━━ Data records ━━

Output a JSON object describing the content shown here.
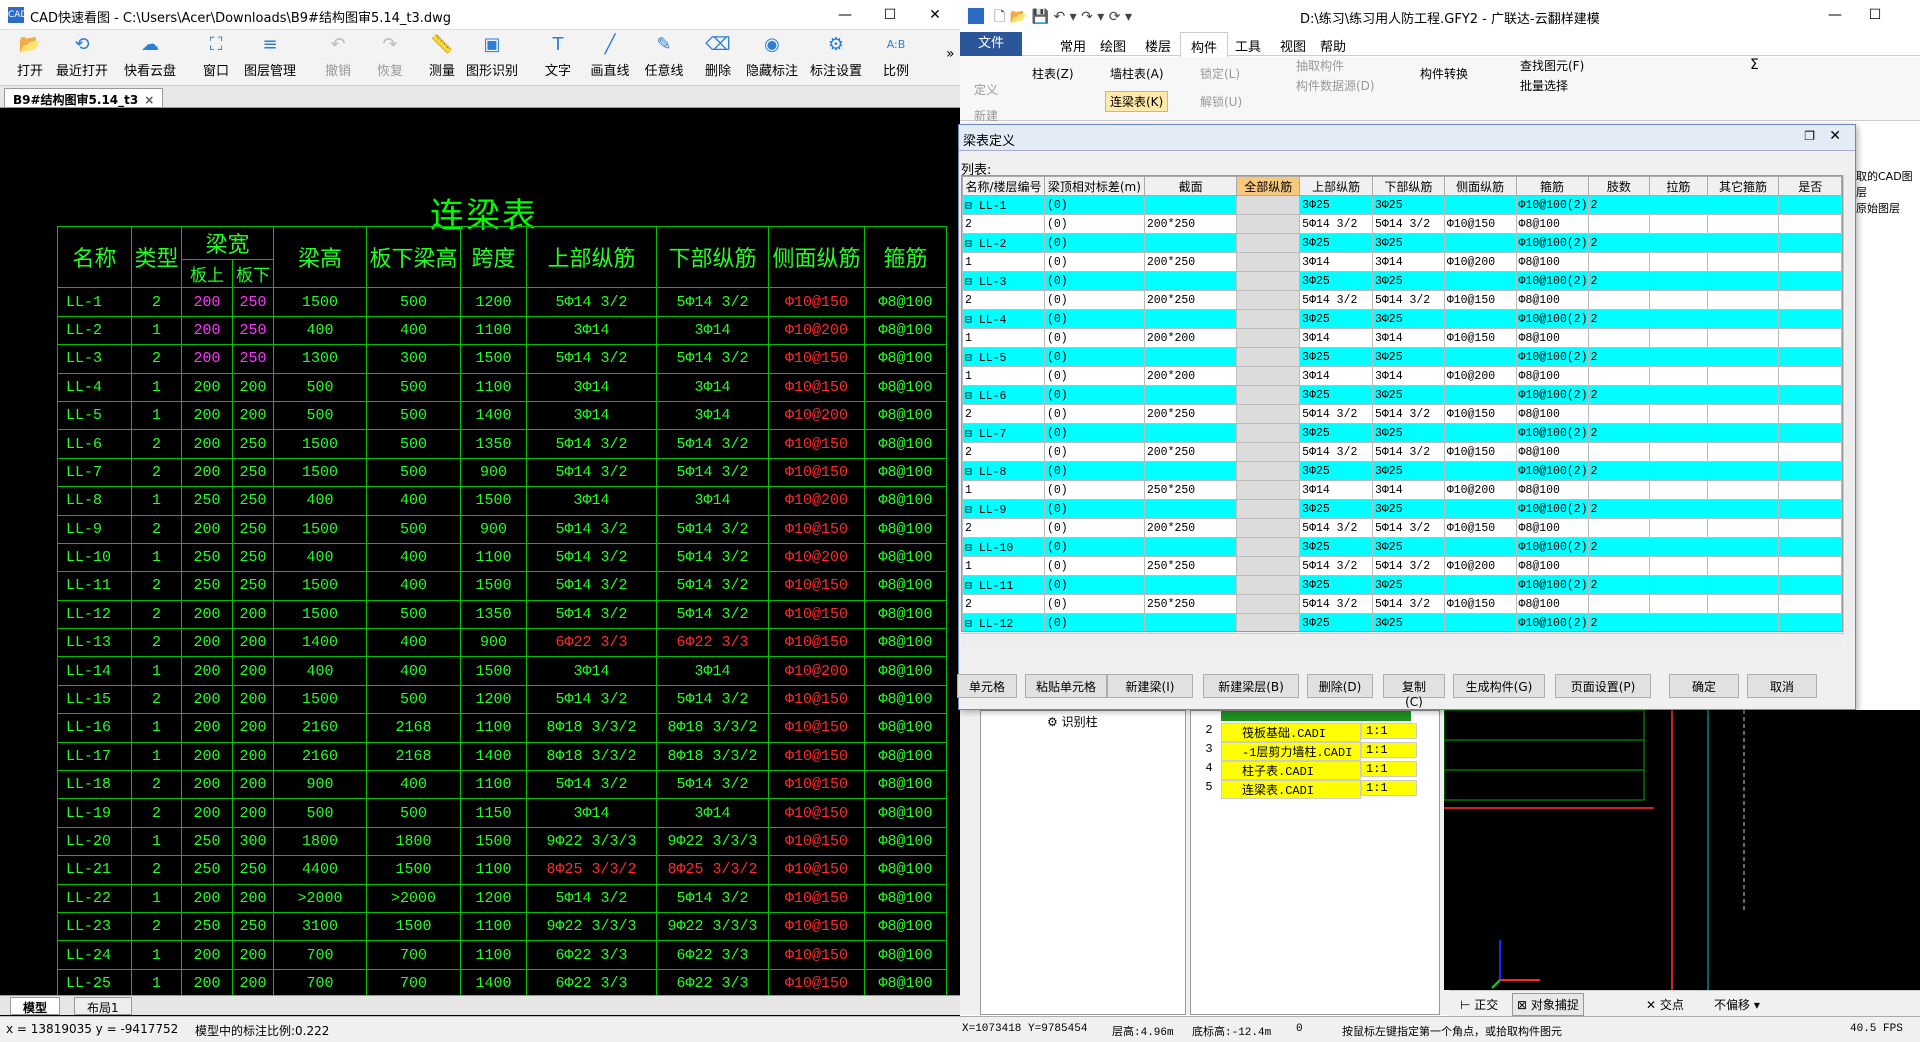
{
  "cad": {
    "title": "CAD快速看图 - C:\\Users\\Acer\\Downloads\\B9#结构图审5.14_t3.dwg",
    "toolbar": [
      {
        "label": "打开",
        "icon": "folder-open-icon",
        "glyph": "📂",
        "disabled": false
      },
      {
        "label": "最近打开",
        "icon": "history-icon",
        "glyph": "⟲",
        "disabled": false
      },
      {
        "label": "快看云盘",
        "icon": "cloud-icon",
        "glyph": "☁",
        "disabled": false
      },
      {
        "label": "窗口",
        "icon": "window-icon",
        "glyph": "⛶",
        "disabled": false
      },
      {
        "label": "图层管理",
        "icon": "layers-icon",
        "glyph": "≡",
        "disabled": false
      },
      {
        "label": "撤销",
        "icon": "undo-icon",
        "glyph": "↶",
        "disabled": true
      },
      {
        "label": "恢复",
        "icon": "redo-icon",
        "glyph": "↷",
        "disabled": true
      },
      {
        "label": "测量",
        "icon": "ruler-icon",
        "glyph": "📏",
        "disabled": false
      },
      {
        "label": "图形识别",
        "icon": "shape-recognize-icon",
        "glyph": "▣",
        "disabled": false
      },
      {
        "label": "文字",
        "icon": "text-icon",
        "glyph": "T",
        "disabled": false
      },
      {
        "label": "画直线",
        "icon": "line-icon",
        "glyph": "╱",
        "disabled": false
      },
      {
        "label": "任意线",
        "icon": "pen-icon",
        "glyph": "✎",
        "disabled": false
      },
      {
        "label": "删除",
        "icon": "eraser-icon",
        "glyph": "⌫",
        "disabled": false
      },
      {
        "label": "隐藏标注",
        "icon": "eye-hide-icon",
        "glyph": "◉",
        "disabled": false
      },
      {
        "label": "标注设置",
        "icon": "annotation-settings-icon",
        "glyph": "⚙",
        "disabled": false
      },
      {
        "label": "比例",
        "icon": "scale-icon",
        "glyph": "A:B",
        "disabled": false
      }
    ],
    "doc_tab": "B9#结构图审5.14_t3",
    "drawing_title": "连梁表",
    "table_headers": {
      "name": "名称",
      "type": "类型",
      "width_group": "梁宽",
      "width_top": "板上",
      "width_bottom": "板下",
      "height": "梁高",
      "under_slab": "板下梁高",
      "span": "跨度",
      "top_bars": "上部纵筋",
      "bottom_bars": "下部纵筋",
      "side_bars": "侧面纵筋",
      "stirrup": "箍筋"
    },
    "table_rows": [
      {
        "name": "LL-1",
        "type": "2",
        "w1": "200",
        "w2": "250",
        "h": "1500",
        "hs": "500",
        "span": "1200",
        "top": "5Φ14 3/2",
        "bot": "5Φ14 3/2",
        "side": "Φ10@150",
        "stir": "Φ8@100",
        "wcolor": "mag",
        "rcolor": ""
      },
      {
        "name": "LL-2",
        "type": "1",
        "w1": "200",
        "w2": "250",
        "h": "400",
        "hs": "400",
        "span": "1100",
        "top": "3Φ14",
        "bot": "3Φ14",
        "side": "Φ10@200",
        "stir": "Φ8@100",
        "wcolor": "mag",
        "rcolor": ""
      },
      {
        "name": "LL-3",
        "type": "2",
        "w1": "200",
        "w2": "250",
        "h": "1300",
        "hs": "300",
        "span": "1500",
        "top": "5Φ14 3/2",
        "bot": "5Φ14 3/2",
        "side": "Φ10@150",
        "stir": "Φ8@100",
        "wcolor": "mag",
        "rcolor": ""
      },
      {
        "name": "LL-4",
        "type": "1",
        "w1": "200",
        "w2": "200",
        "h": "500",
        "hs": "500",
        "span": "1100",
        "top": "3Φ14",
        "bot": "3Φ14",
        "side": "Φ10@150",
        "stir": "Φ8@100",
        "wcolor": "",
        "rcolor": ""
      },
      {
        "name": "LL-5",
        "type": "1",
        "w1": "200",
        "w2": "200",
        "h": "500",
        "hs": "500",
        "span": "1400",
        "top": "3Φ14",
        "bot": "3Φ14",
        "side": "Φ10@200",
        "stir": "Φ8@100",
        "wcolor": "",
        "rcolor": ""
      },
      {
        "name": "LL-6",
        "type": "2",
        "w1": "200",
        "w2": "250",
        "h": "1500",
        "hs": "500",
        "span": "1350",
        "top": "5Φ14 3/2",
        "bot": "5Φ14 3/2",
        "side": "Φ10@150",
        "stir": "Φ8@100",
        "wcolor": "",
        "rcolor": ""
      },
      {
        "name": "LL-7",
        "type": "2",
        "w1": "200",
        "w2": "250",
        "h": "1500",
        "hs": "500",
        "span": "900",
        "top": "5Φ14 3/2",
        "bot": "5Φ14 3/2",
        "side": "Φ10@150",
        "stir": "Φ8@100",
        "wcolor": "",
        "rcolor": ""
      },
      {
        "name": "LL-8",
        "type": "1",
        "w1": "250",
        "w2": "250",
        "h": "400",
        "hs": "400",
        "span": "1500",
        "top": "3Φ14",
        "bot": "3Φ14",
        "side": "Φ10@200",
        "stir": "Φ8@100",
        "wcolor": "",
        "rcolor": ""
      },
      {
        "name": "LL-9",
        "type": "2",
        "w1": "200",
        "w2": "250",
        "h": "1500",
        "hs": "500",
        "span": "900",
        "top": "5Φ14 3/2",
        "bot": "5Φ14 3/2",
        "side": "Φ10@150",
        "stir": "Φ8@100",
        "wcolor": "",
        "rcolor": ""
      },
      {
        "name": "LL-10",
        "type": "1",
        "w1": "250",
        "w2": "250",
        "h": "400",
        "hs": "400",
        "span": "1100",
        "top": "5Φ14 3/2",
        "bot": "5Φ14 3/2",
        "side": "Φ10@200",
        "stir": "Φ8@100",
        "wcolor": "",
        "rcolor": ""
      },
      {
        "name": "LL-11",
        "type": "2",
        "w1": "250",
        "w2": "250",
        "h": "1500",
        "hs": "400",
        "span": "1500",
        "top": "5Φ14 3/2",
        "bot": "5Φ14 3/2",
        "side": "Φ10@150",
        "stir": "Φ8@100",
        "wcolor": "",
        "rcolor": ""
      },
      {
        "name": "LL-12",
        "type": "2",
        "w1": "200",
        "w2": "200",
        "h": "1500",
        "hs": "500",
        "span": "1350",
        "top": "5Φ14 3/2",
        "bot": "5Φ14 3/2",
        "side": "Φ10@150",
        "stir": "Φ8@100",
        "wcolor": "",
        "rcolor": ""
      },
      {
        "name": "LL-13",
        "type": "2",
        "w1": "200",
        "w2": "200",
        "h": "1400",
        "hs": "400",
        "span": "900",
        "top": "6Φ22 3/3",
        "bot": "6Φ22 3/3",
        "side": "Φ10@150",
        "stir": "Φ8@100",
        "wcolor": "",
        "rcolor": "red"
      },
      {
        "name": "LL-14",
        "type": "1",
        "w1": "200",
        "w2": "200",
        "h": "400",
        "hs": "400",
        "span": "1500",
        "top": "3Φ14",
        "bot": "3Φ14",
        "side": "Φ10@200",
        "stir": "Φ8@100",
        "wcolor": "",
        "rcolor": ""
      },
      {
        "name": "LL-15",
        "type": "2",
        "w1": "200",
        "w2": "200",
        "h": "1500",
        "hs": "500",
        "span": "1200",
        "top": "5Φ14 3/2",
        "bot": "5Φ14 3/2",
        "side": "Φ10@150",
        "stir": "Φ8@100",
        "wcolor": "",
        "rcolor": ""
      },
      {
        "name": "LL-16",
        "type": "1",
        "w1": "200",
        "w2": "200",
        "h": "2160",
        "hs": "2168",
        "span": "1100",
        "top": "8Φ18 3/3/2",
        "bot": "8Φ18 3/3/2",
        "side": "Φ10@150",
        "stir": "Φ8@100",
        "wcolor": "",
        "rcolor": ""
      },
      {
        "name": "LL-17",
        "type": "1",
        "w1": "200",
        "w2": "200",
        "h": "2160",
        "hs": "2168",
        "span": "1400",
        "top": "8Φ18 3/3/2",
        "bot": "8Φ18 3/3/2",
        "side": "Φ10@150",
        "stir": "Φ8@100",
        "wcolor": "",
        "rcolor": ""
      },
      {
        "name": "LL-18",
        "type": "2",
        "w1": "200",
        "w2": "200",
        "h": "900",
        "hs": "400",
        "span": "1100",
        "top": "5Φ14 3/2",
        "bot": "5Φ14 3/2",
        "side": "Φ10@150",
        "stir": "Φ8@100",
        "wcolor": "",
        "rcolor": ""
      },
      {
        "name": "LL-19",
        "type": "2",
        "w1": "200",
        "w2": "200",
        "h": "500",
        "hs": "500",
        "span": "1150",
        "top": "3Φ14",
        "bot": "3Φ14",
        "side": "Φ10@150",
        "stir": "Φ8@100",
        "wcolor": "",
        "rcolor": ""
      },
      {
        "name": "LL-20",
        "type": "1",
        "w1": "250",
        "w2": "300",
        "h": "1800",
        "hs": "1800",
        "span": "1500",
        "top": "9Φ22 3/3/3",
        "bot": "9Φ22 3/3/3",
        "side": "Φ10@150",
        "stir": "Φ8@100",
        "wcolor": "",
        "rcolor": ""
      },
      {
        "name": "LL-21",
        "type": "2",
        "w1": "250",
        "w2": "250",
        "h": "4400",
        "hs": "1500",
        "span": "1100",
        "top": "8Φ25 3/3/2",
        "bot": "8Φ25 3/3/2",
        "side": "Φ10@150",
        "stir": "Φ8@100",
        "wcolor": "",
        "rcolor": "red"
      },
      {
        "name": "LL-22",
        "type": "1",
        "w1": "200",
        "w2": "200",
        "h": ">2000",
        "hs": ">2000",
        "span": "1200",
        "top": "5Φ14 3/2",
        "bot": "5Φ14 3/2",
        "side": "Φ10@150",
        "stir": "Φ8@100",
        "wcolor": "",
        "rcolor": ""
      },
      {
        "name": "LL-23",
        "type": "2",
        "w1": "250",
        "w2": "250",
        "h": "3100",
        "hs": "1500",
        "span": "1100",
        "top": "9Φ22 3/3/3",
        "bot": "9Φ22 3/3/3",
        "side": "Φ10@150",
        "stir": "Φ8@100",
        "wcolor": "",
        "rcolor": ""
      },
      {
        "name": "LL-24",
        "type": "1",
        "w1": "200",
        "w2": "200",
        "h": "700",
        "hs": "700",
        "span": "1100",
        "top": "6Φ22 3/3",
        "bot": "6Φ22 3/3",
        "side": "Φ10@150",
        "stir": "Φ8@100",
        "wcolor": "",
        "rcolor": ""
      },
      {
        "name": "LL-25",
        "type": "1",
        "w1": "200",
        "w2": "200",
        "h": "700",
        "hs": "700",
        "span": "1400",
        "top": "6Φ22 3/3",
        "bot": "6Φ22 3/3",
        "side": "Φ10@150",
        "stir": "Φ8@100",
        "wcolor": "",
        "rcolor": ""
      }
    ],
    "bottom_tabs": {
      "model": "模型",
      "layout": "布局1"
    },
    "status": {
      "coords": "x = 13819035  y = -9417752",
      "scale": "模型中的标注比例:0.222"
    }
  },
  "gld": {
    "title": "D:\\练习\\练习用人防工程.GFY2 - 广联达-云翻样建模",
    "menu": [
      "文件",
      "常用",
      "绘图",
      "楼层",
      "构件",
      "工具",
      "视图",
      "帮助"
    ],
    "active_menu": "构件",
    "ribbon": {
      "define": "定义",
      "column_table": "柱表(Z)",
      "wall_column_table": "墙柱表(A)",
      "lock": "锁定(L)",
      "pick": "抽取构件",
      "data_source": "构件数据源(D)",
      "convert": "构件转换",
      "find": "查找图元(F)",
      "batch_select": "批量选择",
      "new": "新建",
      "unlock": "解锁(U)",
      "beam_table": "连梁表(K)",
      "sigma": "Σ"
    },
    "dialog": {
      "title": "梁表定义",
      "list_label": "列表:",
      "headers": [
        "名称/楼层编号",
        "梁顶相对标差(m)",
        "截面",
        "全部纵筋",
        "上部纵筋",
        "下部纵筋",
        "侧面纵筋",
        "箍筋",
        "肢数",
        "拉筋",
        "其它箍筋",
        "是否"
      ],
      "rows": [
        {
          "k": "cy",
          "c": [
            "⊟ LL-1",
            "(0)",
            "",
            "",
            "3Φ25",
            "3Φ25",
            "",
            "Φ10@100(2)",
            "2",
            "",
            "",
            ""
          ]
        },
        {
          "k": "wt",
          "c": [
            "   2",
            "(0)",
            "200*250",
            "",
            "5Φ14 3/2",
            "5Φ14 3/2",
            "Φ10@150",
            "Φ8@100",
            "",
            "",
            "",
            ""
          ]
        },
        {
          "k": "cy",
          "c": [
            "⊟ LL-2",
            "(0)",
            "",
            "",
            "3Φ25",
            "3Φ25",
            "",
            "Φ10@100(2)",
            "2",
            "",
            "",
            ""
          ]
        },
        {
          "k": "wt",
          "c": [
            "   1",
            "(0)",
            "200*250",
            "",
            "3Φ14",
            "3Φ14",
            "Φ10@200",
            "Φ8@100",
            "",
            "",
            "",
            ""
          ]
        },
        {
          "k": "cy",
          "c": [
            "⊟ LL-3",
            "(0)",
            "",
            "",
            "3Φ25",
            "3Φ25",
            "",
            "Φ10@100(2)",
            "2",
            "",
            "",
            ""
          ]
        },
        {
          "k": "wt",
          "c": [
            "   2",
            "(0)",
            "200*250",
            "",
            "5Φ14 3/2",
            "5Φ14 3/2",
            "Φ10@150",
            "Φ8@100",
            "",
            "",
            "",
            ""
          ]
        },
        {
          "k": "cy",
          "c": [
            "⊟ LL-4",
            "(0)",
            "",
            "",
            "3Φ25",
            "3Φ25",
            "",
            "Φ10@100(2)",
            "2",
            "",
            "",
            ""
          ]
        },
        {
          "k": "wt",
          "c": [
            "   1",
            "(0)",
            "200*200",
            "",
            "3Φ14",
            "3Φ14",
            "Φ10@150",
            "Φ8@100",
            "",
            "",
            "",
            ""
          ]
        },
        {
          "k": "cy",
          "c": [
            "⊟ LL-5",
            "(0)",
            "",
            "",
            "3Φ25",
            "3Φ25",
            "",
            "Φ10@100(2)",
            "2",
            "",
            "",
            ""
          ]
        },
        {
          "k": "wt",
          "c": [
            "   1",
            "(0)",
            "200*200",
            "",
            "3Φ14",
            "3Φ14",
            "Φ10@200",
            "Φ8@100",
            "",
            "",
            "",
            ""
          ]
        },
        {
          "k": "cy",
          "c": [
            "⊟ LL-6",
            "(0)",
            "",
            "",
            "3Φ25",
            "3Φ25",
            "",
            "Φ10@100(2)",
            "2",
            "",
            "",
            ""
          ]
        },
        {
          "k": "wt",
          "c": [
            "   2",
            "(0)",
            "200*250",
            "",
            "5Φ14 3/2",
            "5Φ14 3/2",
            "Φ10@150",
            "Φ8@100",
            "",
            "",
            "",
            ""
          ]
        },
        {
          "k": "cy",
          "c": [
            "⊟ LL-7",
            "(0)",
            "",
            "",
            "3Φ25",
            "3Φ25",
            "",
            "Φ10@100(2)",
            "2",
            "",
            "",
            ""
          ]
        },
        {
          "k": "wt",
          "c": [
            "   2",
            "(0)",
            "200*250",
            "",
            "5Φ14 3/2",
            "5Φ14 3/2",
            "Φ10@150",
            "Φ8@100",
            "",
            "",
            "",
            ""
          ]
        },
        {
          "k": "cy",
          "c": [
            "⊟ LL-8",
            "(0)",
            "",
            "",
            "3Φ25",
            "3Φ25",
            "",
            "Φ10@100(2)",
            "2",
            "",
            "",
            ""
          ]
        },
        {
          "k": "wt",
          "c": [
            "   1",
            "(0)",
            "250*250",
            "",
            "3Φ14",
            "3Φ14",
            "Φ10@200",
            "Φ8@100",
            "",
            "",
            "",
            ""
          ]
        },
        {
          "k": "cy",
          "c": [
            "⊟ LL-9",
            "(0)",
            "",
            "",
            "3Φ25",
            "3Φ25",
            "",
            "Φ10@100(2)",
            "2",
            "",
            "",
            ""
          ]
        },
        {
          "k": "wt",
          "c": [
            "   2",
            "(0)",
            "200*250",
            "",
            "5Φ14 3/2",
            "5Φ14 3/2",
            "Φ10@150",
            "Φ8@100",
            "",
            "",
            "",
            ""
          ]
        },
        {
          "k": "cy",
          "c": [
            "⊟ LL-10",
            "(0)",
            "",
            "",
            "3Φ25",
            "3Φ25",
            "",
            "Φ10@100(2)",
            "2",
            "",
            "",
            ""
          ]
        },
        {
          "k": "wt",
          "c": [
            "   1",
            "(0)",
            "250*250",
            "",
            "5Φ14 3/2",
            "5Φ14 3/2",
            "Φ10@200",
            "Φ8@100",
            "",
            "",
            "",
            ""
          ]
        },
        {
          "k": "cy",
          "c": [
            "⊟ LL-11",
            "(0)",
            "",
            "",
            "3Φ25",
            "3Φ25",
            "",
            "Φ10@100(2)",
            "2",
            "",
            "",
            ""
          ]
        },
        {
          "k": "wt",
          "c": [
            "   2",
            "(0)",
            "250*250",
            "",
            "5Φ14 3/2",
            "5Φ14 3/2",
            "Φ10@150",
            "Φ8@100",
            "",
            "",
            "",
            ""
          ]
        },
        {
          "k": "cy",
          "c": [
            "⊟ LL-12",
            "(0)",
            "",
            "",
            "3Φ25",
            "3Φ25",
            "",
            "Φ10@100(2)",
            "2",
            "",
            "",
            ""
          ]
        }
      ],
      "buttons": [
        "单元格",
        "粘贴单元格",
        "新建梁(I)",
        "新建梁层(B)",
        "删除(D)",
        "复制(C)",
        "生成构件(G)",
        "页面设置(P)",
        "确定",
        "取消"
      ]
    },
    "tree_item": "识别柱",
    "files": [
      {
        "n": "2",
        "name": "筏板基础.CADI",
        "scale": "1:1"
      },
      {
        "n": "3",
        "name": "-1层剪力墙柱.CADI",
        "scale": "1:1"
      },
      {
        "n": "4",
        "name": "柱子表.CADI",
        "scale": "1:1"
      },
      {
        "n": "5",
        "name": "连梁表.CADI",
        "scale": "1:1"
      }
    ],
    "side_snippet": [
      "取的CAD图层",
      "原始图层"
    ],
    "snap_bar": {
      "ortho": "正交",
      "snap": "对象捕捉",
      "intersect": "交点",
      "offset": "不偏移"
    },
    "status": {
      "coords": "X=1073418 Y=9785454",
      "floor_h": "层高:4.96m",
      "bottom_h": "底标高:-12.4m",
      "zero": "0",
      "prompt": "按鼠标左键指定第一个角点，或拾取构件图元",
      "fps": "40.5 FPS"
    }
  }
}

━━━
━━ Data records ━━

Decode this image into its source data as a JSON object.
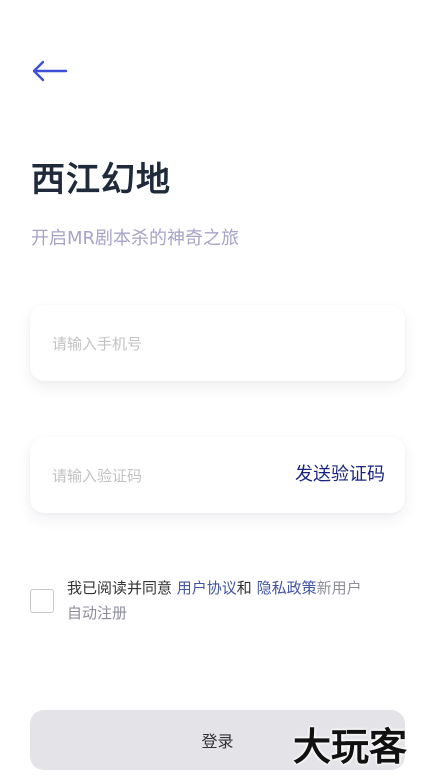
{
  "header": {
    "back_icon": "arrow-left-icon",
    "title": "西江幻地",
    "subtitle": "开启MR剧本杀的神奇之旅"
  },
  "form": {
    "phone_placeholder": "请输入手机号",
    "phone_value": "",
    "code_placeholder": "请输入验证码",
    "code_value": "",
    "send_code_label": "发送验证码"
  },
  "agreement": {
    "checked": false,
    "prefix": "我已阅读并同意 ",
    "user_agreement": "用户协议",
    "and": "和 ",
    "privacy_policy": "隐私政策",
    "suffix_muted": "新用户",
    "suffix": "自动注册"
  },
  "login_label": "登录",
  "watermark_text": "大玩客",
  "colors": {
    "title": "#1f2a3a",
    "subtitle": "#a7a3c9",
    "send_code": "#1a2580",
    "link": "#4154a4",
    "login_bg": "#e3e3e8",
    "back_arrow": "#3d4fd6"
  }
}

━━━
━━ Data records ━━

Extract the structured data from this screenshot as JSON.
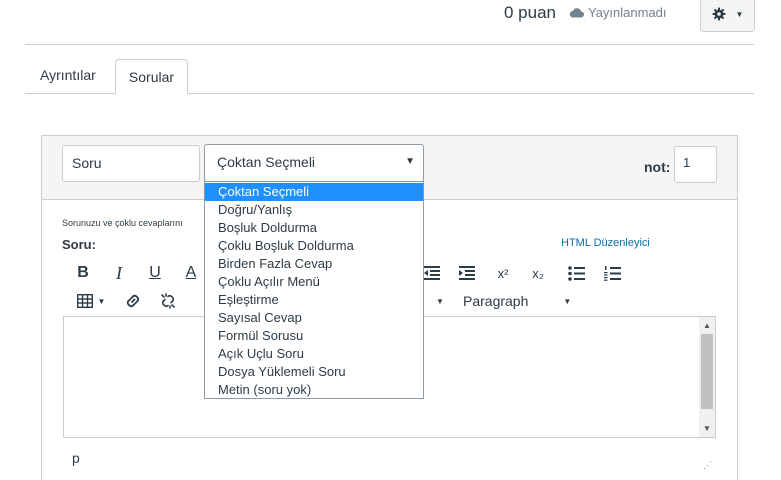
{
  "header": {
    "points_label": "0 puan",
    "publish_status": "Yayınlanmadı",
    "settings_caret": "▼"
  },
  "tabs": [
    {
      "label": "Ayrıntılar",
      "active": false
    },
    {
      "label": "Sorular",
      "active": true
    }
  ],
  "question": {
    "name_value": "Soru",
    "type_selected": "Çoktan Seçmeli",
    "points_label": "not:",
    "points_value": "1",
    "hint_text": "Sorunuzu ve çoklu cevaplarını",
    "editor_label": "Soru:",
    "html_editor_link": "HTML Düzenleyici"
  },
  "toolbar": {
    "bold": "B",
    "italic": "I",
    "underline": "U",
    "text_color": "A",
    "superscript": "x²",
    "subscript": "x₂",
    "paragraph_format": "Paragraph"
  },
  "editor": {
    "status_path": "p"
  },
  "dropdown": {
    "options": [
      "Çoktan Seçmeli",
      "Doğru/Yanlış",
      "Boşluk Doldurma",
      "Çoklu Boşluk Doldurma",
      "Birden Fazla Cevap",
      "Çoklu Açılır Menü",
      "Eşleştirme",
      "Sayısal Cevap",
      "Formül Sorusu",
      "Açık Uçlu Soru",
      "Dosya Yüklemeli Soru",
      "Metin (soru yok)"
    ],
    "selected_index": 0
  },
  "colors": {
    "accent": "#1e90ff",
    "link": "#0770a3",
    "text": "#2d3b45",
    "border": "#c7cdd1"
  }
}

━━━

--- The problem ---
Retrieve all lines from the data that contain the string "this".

--- Answer for the task ---
Decode this image into its source data as a JSON object.
Extract the structured data from this screenshot as JSON.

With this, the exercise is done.